“Blessed are the poor in spirit…”
Reminds me of the first of AA’s Twelve Steps: “We admitted we were powerless over alcohol—that our lives had become unmanageable.” The Twelve Steps and the Beatitudes have an uncanny similarity. They both address the destitute and leave no viable recourse but to run to a “power greater than ourselves to restore us to sanity.”
Everything Jesus teaches here, and everywhere else for that matter, targets those people who are aware that they’re spiritually incompetent. It is not perfection but the conviction of imperfection that leads to salvation. He might as well have said: “Blessed are ones who are convinced they can’t live the way God wants them to live in their own power.”
The poor in spirit “remember they are dust”––beloved dust.[i] Only when we’re aware of our own helplessness can God help us, and consequently help us help other helpless people.

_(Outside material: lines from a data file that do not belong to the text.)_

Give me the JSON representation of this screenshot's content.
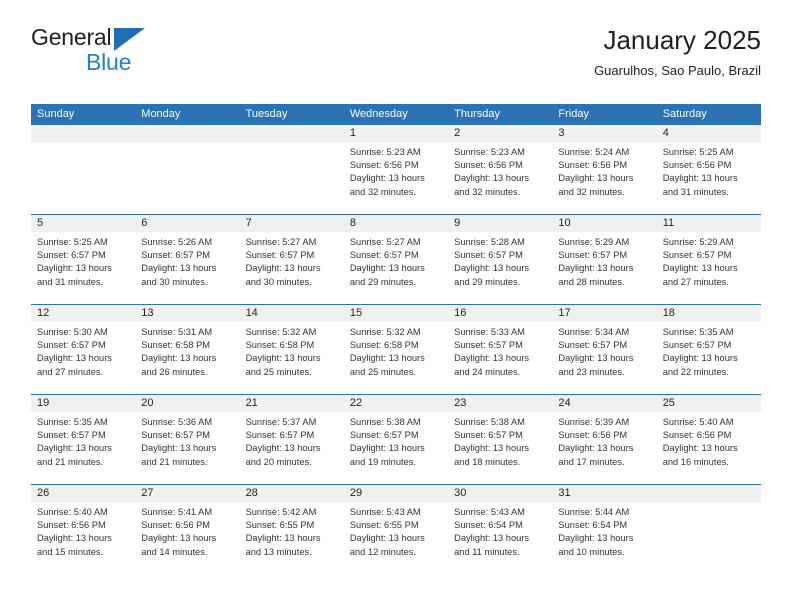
{
  "brand": {
    "name_part1": "General",
    "name_part2": "Blue",
    "logo_icon": "triangle-logo-icon"
  },
  "header": {
    "title": "January 2025",
    "location": "Guarulhos, Sao Paulo, Brazil"
  },
  "colors": {
    "header_blue": "#2b72b4",
    "brand_blue": "#2181c9",
    "logo_blue": "#1f6fb5",
    "day_band_gray": "#f0f0f0",
    "text_dark": "#231f20",
    "text_body": "#333333"
  },
  "weekdays": [
    "Sunday",
    "Monday",
    "Tuesday",
    "Wednesday",
    "Thursday",
    "Friday",
    "Saturday"
  ],
  "weeks": [
    [
      {
        "empty": true
      },
      {
        "empty": true
      },
      {
        "empty": true
      },
      {
        "date": "1",
        "sunrise": "Sunrise: 5:23 AM",
        "sunset": "Sunset: 6:56 PM",
        "daylight1": "Daylight: 13 hours",
        "daylight2": "and 32 minutes."
      },
      {
        "date": "2",
        "sunrise": "Sunrise: 5:23 AM",
        "sunset": "Sunset: 6:56 PM",
        "daylight1": "Daylight: 13 hours",
        "daylight2": "and 32 minutes."
      },
      {
        "date": "3",
        "sunrise": "Sunrise: 5:24 AM",
        "sunset": "Sunset: 6:56 PM",
        "daylight1": "Daylight: 13 hours",
        "daylight2": "and 32 minutes."
      },
      {
        "date": "4",
        "sunrise": "Sunrise: 5:25 AM",
        "sunset": "Sunset: 6:56 PM",
        "daylight1": "Daylight: 13 hours",
        "daylight2": "and 31 minutes."
      }
    ],
    [
      {
        "date": "5",
        "sunrise": "Sunrise: 5:25 AM",
        "sunset": "Sunset: 6:57 PM",
        "daylight1": "Daylight: 13 hours",
        "daylight2": "and 31 minutes."
      },
      {
        "date": "6",
        "sunrise": "Sunrise: 5:26 AM",
        "sunset": "Sunset: 6:57 PM",
        "daylight1": "Daylight: 13 hours",
        "daylight2": "and 30 minutes."
      },
      {
        "date": "7",
        "sunrise": "Sunrise: 5:27 AM",
        "sunset": "Sunset: 6:57 PM",
        "daylight1": "Daylight: 13 hours",
        "daylight2": "and 30 minutes."
      },
      {
        "date": "8",
        "sunrise": "Sunrise: 5:27 AM",
        "sunset": "Sunset: 6:57 PM",
        "daylight1": "Daylight: 13 hours",
        "daylight2": "and 29 minutes."
      },
      {
        "date": "9",
        "sunrise": "Sunrise: 5:28 AM",
        "sunset": "Sunset: 6:57 PM",
        "daylight1": "Daylight: 13 hours",
        "daylight2": "and 29 minutes."
      },
      {
        "date": "10",
        "sunrise": "Sunrise: 5:29 AM",
        "sunset": "Sunset: 6:57 PM",
        "daylight1": "Daylight: 13 hours",
        "daylight2": "and 28 minutes."
      },
      {
        "date": "11",
        "sunrise": "Sunrise: 5:29 AM",
        "sunset": "Sunset: 6:57 PM",
        "daylight1": "Daylight: 13 hours",
        "daylight2": "and 27 minutes."
      }
    ],
    [
      {
        "date": "12",
        "sunrise": "Sunrise: 5:30 AM",
        "sunset": "Sunset: 6:57 PM",
        "daylight1": "Daylight: 13 hours",
        "daylight2": "and 27 minutes."
      },
      {
        "date": "13",
        "sunrise": "Sunrise: 5:31 AM",
        "sunset": "Sunset: 6:58 PM",
        "daylight1": "Daylight: 13 hours",
        "daylight2": "and 26 minutes."
      },
      {
        "date": "14",
        "sunrise": "Sunrise: 5:32 AM",
        "sunset": "Sunset: 6:58 PM",
        "daylight1": "Daylight: 13 hours",
        "daylight2": "and 25 minutes."
      },
      {
        "date": "15",
        "sunrise": "Sunrise: 5:32 AM",
        "sunset": "Sunset: 6:58 PM",
        "daylight1": "Daylight: 13 hours",
        "daylight2": "and 25 minutes."
      },
      {
        "date": "16",
        "sunrise": "Sunrise: 5:33 AM",
        "sunset": "Sunset: 6:57 PM",
        "daylight1": "Daylight: 13 hours",
        "daylight2": "and 24 minutes."
      },
      {
        "date": "17",
        "sunrise": "Sunrise: 5:34 AM",
        "sunset": "Sunset: 6:57 PM",
        "daylight1": "Daylight: 13 hours",
        "daylight2": "and 23 minutes."
      },
      {
        "date": "18",
        "sunrise": "Sunrise: 5:35 AM",
        "sunset": "Sunset: 6:57 PM",
        "daylight1": "Daylight: 13 hours",
        "daylight2": "and 22 minutes."
      }
    ],
    [
      {
        "date": "19",
        "sunrise": "Sunrise: 5:35 AM",
        "sunset": "Sunset: 6:57 PM",
        "daylight1": "Daylight: 13 hours",
        "daylight2": "and 21 minutes."
      },
      {
        "date": "20",
        "sunrise": "Sunrise: 5:36 AM",
        "sunset": "Sunset: 6:57 PM",
        "daylight1": "Daylight: 13 hours",
        "daylight2": "and 21 minutes."
      },
      {
        "date": "21",
        "sunrise": "Sunrise: 5:37 AM",
        "sunset": "Sunset: 6:57 PM",
        "daylight1": "Daylight: 13 hours",
        "daylight2": "and 20 minutes."
      },
      {
        "date": "22",
        "sunrise": "Sunrise: 5:38 AM",
        "sunset": "Sunset: 6:57 PM",
        "daylight1": "Daylight: 13 hours",
        "daylight2": "and 19 minutes."
      },
      {
        "date": "23",
        "sunrise": "Sunrise: 5:38 AM",
        "sunset": "Sunset: 6:57 PM",
        "daylight1": "Daylight: 13 hours",
        "daylight2": "and 18 minutes."
      },
      {
        "date": "24",
        "sunrise": "Sunrise: 5:39 AM",
        "sunset": "Sunset: 6:56 PM",
        "daylight1": "Daylight: 13 hours",
        "daylight2": "and 17 minutes."
      },
      {
        "date": "25",
        "sunrise": "Sunrise: 5:40 AM",
        "sunset": "Sunset: 6:56 PM",
        "daylight1": "Daylight: 13 hours",
        "daylight2": "and 16 minutes."
      }
    ],
    [
      {
        "date": "26",
        "sunrise": "Sunrise: 5:40 AM",
        "sunset": "Sunset: 6:56 PM",
        "daylight1": "Daylight: 13 hours",
        "daylight2": "and 15 minutes."
      },
      {
        "date": "27",
        "sunrise": "Sunrise: 5:41 AM",
        "sunset": "Sunset: 6:56 PM",
        "daylight1": "Daylight: 13 hours",
        "daylight2": "and 14 minutes."
      },
      {
        "date": "28",
        "sunrise": "Sunrise: 5:42 AM",
        "sunset": "Sunset: 6:55 PM",
        "daylight1": "Daylight: 13 hours",
        "daylight2": "and 13 minutes."
      },
      {
        "date": "29",
        "sunrise": "Sunrise: 5:43 AM",
        "sunset": "Sunset: 6:55 PM",
        "daylight1": "Daylight: 13 hours",
        "daylight2": "and 12 minutes."
      },
      {
        "date": "30",
        "sunrise": "Sunrise: 5:43 AM",
        "sunset": "Sunset: 6:54 PM",
        "daylight1": "Daylight: 13 hours",
        "daylight2": "and 11 minutes."
      },
      {
        "date": "31",
        "sunrise": "Sunrise: 5:44 AM",
        "sunset": "Sunset: 6:54 PM",
        "daylight1": "Daylight: 13 hours",
        "daylight2": "and 10 minutes."
      },
      {
        "empty": true
      }
    ]
  ]
}
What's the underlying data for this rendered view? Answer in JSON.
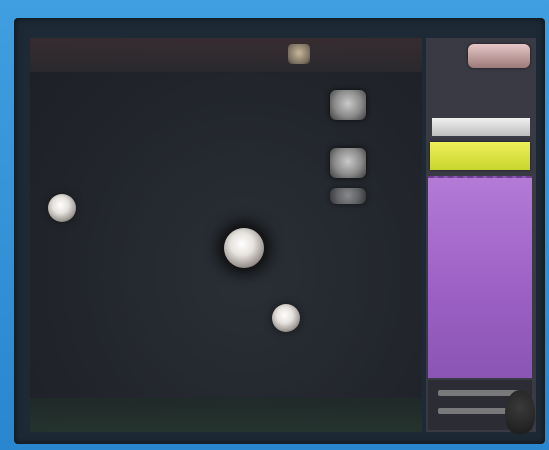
{
  "sidebar": {
    "score_label": "",
    "meter1_value": "",
    "meter2_value": "",
    "meter1_fill": 0.95,
    "meter2_fill": 0.98
  },
  "colors": {
    "outer": "#2f8fd4",
    "playfield": "#22262c",
    "sidebar": "#3a3a44",
    "meter_white": "#e6e6e6",
    "meter_yellow": "#e2e84a",
    "meter_purple": "#a46bcf",
    "orb": "#f4f1ee"
  },
  "icons": {
    "orbs": [
      "orb-icon",
      "orb-icon",
      "orb-icon",
      "orb-icon"
    ],
    "blocks": [
      "block-icon",
      "block-icon",
      "block-icon"
    ]
  }
}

Blessed are the desperate. That’s the message here. Thomas Merton says, “If we were incapable of humility we would be incapable of joy, because humility alone can destroy the self-centeredness that makes joy impossible.”[ii]
(An excerpt from my book: WHAT ON EARTH? Considering the Social Implications of Jesus’ Sermon on the Mount.)
If you’ve read the book, I’d very much appreciate it if you could write a brief review on Amazon.
[i] Psalm 103:14
[ii] Merton, New Seeds of Contemplation, 52.